We're living in a quirky old 60s house that has been a slow renovation project (labour of love) for my partner Jim and I.The entrance hall used to be a car port which some previous owners converted back into an entrance area. This area has slowly become a dumping ground for our bikes, scooter, beach gear etc.. and we realised that this probably wasn't the best way to utilise this space and seemed extravagant as just an area to pass through. We have a studio in the garden where I sew and screen print - it's now become more of a family room as our daughter has an area to make things and my partner has a study area within it too. It's been wonderful to all be in there together but over the past year or so, my children's book illustration work has been where my focus has been and I've realised that I need to work in complete isolation and silence in order to concentrate, free from any distractions. We decided the most affordable and sensible option would be to quickly adapt the front entrance space into a little study. It took my partner a week to adapt the space, start to finish. I'm absolutely thrilled to bits and love how cosy and small it is to draw in, whilst also being able to see the odd passer by from the window. It's also great to be able to draw here in the evening when my daughter is asleep upstairs.
Here are some snap shots of the transformation through all it's stages.
Below is a photo of how our home used to look before the stud wall was added.
As it's a 60s house, my partner chose to insulate under the windows followed by MDF cladding.
Jim started fixing the timber studs and then covered them with plasterboard - a surprisingly quick process.
A new door frame was added and the new room started taking shape!
All the nail holes were painstakingly filled with filler which was then sanded when dry.
We added a few simple shelves from some offcuts we had saved from previous jobs.

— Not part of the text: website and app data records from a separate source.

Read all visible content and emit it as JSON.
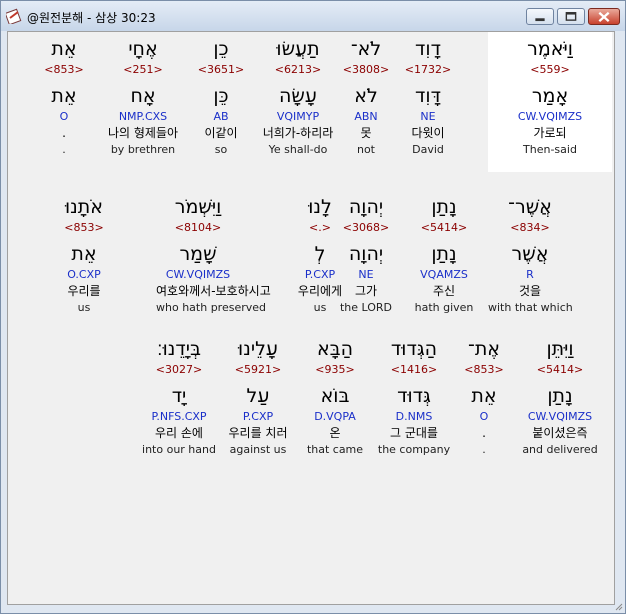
{
  "window": {
    "title": "@원전분해 - 삼상 30:23"
  },
  "rows": [
    {
      "words": [
        {
          "heb": "וַיֹּאמֶר",
          "num": "<559>",
          "lemma": "אָמַר",
          "parse": "CW.VQIMZS",
          "kor": "가로되",
          "eng": "Then-said",
          "highlight": true
        },
        {
          "heb": "דָוִד",
          "num": "<1732>",
          "lemma": "דָּוִד",
          "parse": "NE",
          "kor": "다윗이",
          "eng": "David"
        },
        {
          "heb": "לֹא־",
          "num": "<3808>",
          "lemma": "לֹא",
          "parse": "ABN",
          "kor": "못",
          "eng": "not"
        },
        {
          "heb": "תַעֲשׂוּ",
          "num": "<6213>",
          "lemma": "עָשָׂה",
          "parse": "VQIMYP",
          "kor": "너희가-하리라",
          "eng": "Ye shall-do"
        },
        {
          "heb": "כֵן",
          "num": "<3651>",
          "lemma": "כֵּן",
          "parse": "AB",
          "kor": "이같이",
          "eng": "so"
        },
        {
          "heb": "אֶחָי",
          "num": "<251>",
          "lemma": "אָח",
          "parse": "NMP.CXS",
          "kor": "나의 형제들아",
          "eng": "by brethren"
        },
        {
          "heb": "אֵת",
          "num": "<853>",
          "lemma": "אֵת",
          "parse": "O",
          "kor": ".",
          "eng": "."
        }
      ]
    },
    {
      "words": [
        {
          "heb": "אֲשֶׁר־",
          "num": "<834>",
          "lemma": "אֲשֶׁר",
          "parse": "R",
          "kor": "것을",
          "eng": "with that which"
        },
        {
          "heb": "נָתַן",
          "num": "<5414>",
          "lemma": "נָתַן",
          "parse": "VQAMZS",
          "kor": "주신",
          "eng": "hath given"
        },
        {
          "heb": "יְהוָה",
          "num": "<3068>",
          "lemma": "יְהוָה",
          "parse": "NE",
          "kor": "그가",
          "eng": "the LORD"
        },
        {
          "heb": "לָנוּ",
          "num": "<.>",
          "lemma": "לְ",
          "parse": "P.CXP",
          "kor": "우리에게",
          "eng": "us"
        },
        {
          "heb": "וַיִּשְׁמֹר",
          "num": "<8104>",
          "lemma": "שָׁמַר",
          "parse": "CW.VQIMZS",
          "kor": "여호와께서-보호하시고",
          "eng": "who hath preserved"
        },
        {
          "heb": "אֹתָנוּ",
          "num": "<853>",
          "lemma": "אֵת",
          "parse": "O.CXP",
          "kor": "우리를",
          "eng": "us"
        }
      ]
    },
    {
      "words": [
        {
          "heb": "וַיִּתֵּן",
          "num": "<5414>",
          "lemma": "נָתַן",
          "parse": "CW.VQIMZS",
          "kor": "붙이셨은즉",
          "eng": "and delivered"
        },
        {
          "heb": "אֶת־",
          "num": "<853>",
          "lemma": "אֵת",
          "parse": "O",
          "kor": ".",
          "eng": "."
        },
        {
          "heb": "הַגְּדוּד",
          "num": "<1416>",
          "lemma": "גְּדוּד",
          "parse": "D.NMS",
          "kor": "그 군대를",
          "eng": "the company"
        },
        {
          "heb": "הַבָּא",
          "num": "<935>",
          "lemma": "בּוֹא",
          "parse": "D.VQPA",
          "kor": "온",
          "eng": "that came"
        },
        {
          "heb": "עָלֵינוּ",
          "num": "<5921>",
          "lemma": "עַל",
          "parse": "P.CXP",
          "kor": "우리를 치러",
          "eng": "against us"
        },
        {
          "heb": "בְּיָדֵנוּ׃",
          "num": "<3027>",
          "lemma": "יָד",
          "parse": "P.NFS.CXP",
          "kor": "우리 손에",
          "eng": "into our hand"
        }
      ]
    }
  ],
  "colors": {
    "strong_number": "#8b0000",
    "parse_code": "#1a2fc9",
    "highlight": "#ffffff"
  }
}
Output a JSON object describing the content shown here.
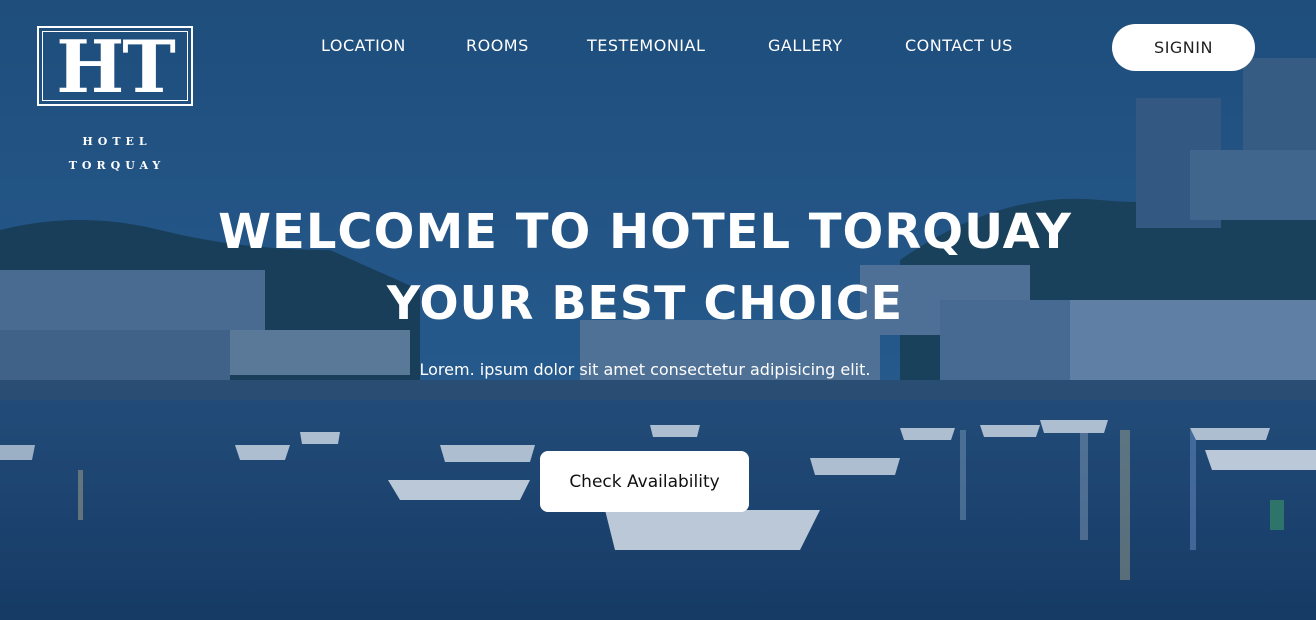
{
  "logo": {
    "mark": "HT",
    "name_line1": "HOTEL",
    "name_line2": "TORQUAY"
  },
  "nav": {
    "items": [
      {
        "label": "LOCATION"
      },
      {
        "label": "ROOMS"
      },
      {
        "label": "TESTEMONIAL"
      },
      {
        "label": "GALLERY"
      },
      {
        "label": "CONTACT US"
      }
    ],
    "signin_label": "SIGNIN"
  },
  "hero": {
    "headline_line1": "WELCOME TO HOTEL TORQUAY",
    "headline_line2": "YOUR BEST CHOICE",
    "tagline": "Lorem. ipsum dolor sit amet consectetur adipisicing elit.",
    "cta_label": "Check Availability"
  },
  "colors": {
    "overlay_blue": "#1f4f80",
    "button_bg": "#ffffff",
    "text": "#ffffff"
  }
}
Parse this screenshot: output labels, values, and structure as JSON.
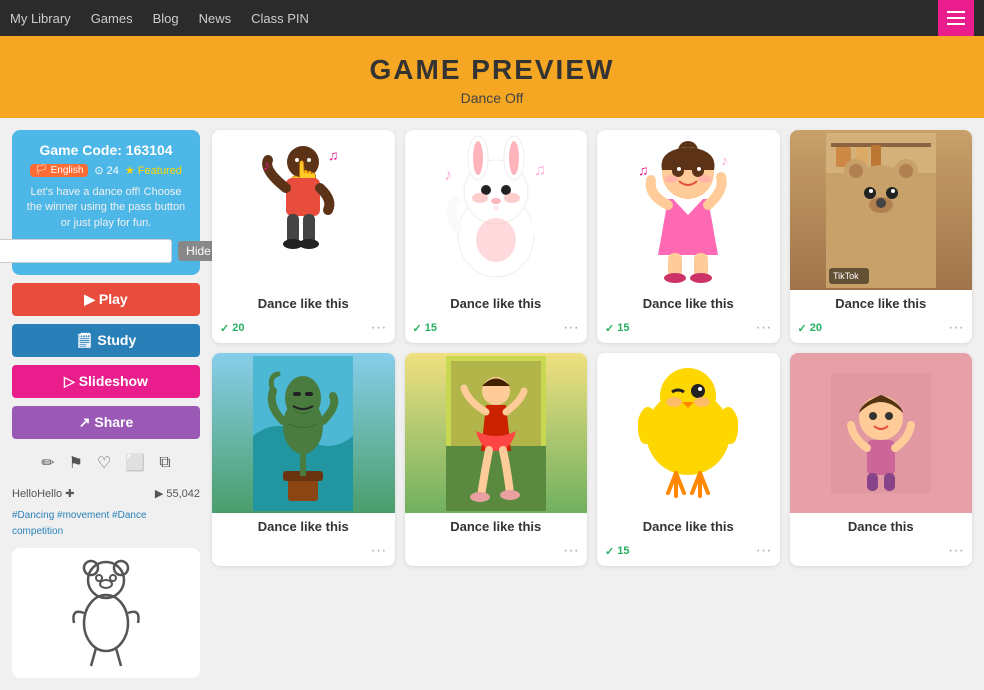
{
  "nav": {
    "items": [
      "My Library",
      "Games",
      "Blog",
      "News",
      "Class PIN"
    ]
  },
  "header": {
    "title": "Game Preview",
    "subtitle": "Dance Off"
  },
  "sidebar": {
    "game_code_label": "Game Code: 163104",
    "badge_english": "🏳 English",
    "badge_count": "⊙ 24",
    "badge_featured": "★ Featured",
    "description": "Let's have a dance off! Choose the winner using the pass button or just play for fun.",
    "hide_placeholder": "",
    "hide_btn": "Hide",
    "play_btn": "▶ Play",
    "study_btn": "🗒 Study",
    "slideshow_btn": "▷ Slideshow",
    "share_btn": "↗ Share",
    "author": "HelloHello ✚",
    "play_count": "55,042",
    "tags": "#Dancing #movement #Dance competition",
    "tools": [
      "✏",
      "⚑",
      "♡",
      "⬜",
      "⧉"
    ]
  },
  "cards": [
    {
      "id": 1,
      "label": "Dance like this",
      "votes": 20,
      "type": "hand-dance"
    },
    {
      "id": 2,
      "label": "Dance like this",
      "votes": 15,
      "type": "bunny"
    },
    {
      "id": 3,
      "label": "Dance like this",
      "votes": 15,
      "type": "baby-girl"
    },
    {
      "id": 4,
      "label": "Dance like this",
      "votes": 20,
      "type": "bear-photo",
      "watermark": "TikTok"
    },
    {
      "id": 5,
      "label": "Dance like this",
      "votes": null,
      "type": "groot"
    },
    {
      "id": 6,
      "label": "Dance like this",
      "votes": null,
      "type": "ballerina"
    },
    {
      "id": 7,
      "label": "Dance like this",
      "votes": 15,
      "type": "chick"
    },
    {
      "id": 8,
      "label": "Dance this",
      "votes": null,
      "type": "child-photo"
    }
  ],
  "colors": {
    "accent": "#e91e8c",
    "play": "#e74c3c",
    "study": "#2980b9",
    "share": "#9b59b6",
    "gamecode": "#4db8e8",
    "votes": "#27ae60"
  }
}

I then began the fun part - bringing in my various belongings.
The blank white room!